Content starts
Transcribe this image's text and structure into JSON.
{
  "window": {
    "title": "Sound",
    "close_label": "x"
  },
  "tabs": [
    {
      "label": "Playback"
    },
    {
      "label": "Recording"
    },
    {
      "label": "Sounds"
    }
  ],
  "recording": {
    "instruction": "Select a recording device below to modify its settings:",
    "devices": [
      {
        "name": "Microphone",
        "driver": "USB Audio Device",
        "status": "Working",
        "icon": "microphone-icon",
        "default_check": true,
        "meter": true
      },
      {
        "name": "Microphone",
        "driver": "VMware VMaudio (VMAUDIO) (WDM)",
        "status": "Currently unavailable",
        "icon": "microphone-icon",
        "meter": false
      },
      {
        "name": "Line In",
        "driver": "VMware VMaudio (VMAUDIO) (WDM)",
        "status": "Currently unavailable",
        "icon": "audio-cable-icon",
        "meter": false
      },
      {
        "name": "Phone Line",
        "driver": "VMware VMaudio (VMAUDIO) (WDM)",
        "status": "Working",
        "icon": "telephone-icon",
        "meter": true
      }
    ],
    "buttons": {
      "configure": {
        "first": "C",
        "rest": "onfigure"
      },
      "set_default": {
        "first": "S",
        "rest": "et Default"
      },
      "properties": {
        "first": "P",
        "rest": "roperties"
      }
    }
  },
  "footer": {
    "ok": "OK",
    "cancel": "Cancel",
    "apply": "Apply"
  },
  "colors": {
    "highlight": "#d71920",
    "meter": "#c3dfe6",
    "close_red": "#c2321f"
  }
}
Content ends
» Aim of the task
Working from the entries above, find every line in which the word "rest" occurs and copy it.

» Response area
        "rest": "onfigure"
        "rest": "et Default"
        "rest": "roperties"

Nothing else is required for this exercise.